Make Money With Your Ideas

Not only a business, but even an idea can make you rich, if it is good enough, and you manage it well. There are certain steps to be followed from having an idea to protecting it and finding a market for it.

Inventors are saying there is nothing new under the sun, so if you want to have an invention, you shouldn’t be looking to discover something completely new. The best and most profitable ideas come from small things improving existing ideas. There is a good article about it online atĀ

You should be looking for problems to be solved in your own experience. Think about the issues around your home: closet organizers were invented by people bothered by the clutter in their closet. Power strips, dusters and stain removers were invented to solve common household problems.

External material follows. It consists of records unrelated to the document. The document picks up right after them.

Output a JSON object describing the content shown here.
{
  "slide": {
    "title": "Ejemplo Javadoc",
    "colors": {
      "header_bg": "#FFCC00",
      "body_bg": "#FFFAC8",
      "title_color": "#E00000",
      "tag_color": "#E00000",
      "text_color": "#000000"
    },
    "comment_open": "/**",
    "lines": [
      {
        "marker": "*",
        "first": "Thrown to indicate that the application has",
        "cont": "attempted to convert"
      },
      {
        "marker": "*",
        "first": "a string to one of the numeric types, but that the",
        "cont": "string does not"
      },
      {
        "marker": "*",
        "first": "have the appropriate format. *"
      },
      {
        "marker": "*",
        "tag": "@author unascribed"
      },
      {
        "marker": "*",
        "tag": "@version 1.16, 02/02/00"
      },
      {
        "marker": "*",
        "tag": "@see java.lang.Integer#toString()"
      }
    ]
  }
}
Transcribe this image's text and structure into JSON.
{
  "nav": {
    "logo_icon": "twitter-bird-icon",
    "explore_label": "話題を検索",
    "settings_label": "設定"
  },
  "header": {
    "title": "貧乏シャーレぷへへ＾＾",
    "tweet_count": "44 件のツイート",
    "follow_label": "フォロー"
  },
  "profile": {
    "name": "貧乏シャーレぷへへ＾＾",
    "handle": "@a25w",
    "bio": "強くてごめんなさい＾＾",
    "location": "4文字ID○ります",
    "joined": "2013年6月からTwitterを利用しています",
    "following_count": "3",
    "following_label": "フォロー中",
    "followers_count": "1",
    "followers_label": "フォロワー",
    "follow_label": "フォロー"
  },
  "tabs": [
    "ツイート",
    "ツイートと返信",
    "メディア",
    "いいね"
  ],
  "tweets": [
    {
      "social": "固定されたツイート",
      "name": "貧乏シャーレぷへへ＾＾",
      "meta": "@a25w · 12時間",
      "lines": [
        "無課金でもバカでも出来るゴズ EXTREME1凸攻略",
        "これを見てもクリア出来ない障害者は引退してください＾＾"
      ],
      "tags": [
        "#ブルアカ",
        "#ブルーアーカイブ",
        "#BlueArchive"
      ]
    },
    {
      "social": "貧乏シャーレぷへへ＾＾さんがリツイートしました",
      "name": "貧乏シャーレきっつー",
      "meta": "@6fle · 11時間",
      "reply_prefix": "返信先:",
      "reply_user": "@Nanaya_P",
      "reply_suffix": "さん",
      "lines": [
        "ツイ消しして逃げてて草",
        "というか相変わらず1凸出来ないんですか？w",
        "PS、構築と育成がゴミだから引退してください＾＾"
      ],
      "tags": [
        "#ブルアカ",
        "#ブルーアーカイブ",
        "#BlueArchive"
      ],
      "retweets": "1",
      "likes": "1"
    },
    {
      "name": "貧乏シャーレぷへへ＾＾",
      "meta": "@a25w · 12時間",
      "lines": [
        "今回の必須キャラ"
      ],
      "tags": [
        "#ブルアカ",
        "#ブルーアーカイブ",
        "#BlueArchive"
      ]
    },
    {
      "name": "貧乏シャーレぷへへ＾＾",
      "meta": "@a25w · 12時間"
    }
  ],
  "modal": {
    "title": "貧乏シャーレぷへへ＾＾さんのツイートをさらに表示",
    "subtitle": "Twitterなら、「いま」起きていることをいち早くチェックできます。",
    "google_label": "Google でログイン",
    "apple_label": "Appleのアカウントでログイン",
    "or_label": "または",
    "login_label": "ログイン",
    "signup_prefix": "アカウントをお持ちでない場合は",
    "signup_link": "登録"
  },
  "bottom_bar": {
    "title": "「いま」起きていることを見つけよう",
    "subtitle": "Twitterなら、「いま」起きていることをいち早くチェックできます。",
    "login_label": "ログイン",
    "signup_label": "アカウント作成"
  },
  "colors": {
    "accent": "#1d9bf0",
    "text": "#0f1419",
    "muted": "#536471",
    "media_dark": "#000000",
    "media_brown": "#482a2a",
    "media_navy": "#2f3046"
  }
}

Your workplace can be also a good place for inspiration. Most employers are eager to cut costs and improve productivity and efficiency, so you may think about methods to resolve the things that delay the completion of your work. You should be looking for ideas that can be applied broadly: it will not make you wealthy if your innovation can be applied only in your department. You also can have innovative ideas about your hobbies. You could invent gadgets that help users enjoy a game more, or learn a skill easier.

Once you have an idea, you should check if anyone had that idea already. You will have to look thorough the records of U.S. Patent and Trademark Office (USPTO). An online search is also available at You can find on the site all patents from 1790 on.

Since 1790, when the first invention was registered in the U.S., 7 million patents were registered. There was an entire wave of new patents in the last years, so there is very good chance that somebody already had your idea. Don’t panic: if someone already had you idea, you can still work to improve it, and this way you still can make money. You can learn more fromĀ

If you can’t find anything in the database similar to your idea, you can proceed to the next step: the preliminary patent search, which can take 25-30 hours. This helps you to assess how good your idea is, and who are your potential competitors. A full search, which involves a professional, consists in a review of international patents, patent literature, and other resources beyond the easy reach.